Combining colours – blue & red
July 19, 2009
Two photos of geisha kimono – one with a pale blue and red, the other with a darker blue and red – plus some chatter recently on the airwaves among the temari community about choosing colours for temari – have inspired today’s exercise:
…a bright cobalt blue contrasting with a traffic light red, with secondary use of white and gold, plus green. In terms of motifs, the blue seems to contain autumn maple leaves, while the red obi obviously contains butterfly, cricket, cricket cage, etc. Such a strong duality of this red with this blue is not as common as the red/green complimentaries, while the trio of red-white-blue is no stranger to any of us.
Similarly, this KIE magazine issue, hanging around since some previous posts on kanzashi and Kyoto, has a similar use of blue and red, with mediating black and gold (at least from this angle – stricly speaking, the overall effect is pale sky blue with black/gold if we consider just kimono and obi). The use of (obviously) hand-dyed red in the obiage behind the obi is very striking, and obviously imitates the facial makeup. I suspect there is some shibori used in the far right corner of this obiage – shibori always having a close relationship with obiage.
So, with this blue/red color combination in mind, I consulted my ‘bible’ in matters to do with Japanese colour combinations:
… in Hideaki Chijiiwa’s Color harmony, I find it is a combination used in traditional Japanese textiles. This is not surprising, when we consider the use of blue from ai indigo (pale colours indicating not many dips into the dye) and red from the traditional dye-source, benibana, known for its fugitive behaviour.
So, I set about using these colours in a temari of intermediate grade difficulty I’ve been meaning to make for some time. It’s in Ozaki’s Elegant Temari (ISBN 4837706959) and is done in red and white on a black mari: page 26, bottom pattern. I wrapped a sky blue mari and put in a simple 8 division in gold metallic thread. Followed by two overlapping squares 3cm from the poles. At this point, I need to say that the ball was exactly 23cm as per the pattern: interestingly, the pattern didn’t call for direct geometric divisions, e.g. a half, or a third of any set distance, but prescribed distances in centimetres. So in these cases, I follow the pattern and work out any ways of enlarging the pattern for larger balls later on.
Now the order of stitching is not exactly clear from the pattern, so with some experimentation and ripping out stitching as I went, I ended up doing a set of four ‘kite’ patterns and then doing the next four interlocking over and under the first (that is, do those labelled A then those labelled B). My first mistake was not to interlock the kites, so I had one lot completely overlapping the other… doh! During the ripping out process, I changed my colours from bright white and traffic-light red, to a darker crimson and a two shades of blue. This immediately made the whole thing a lot more tranquil – I have to say the red/white/black of the original has been putting me off for ages with its over-the-top striking quality! – but inevitably the crimson moves towards the blue becoming somewhat purple at a distance.
Unfortunately with a ball as small as 23cm circumference, every measurement counts, so tolerances for errors have to be extremely small.

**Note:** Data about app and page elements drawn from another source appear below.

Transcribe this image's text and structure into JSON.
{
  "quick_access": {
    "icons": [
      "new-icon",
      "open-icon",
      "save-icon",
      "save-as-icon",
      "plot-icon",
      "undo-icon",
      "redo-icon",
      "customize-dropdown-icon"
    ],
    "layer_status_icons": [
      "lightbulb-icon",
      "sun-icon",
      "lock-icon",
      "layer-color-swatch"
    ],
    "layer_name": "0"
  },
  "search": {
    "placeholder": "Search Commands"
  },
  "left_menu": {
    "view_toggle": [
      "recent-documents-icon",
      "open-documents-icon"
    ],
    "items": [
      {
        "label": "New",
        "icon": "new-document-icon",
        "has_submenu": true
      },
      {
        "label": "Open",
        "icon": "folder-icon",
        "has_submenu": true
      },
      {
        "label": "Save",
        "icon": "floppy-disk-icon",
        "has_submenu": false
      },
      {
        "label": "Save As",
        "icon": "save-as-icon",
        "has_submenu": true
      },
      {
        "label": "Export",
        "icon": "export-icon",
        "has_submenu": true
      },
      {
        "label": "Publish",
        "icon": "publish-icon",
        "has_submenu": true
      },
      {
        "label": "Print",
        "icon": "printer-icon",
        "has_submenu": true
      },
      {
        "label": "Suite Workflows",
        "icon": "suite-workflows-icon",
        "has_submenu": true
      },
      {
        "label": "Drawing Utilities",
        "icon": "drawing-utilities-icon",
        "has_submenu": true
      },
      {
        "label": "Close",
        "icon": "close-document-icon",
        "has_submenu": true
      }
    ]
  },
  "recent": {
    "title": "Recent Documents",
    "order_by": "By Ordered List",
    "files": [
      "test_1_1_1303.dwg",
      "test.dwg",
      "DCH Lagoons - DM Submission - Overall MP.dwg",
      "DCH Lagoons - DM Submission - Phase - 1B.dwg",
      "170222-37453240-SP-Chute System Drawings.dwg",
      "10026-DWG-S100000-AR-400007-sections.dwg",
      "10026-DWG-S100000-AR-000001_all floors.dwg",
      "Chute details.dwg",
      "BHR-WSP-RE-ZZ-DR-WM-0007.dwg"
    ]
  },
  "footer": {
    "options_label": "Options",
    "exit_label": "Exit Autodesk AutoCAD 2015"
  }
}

This is also a good exercise in keeping stitches parallel to jiwari guidelines, because they have to meet up at the ‘seams’ of the guidelines. Ultimately, I veered from my original intention somewhat in not having so strong a white contrast.
Picture to follow!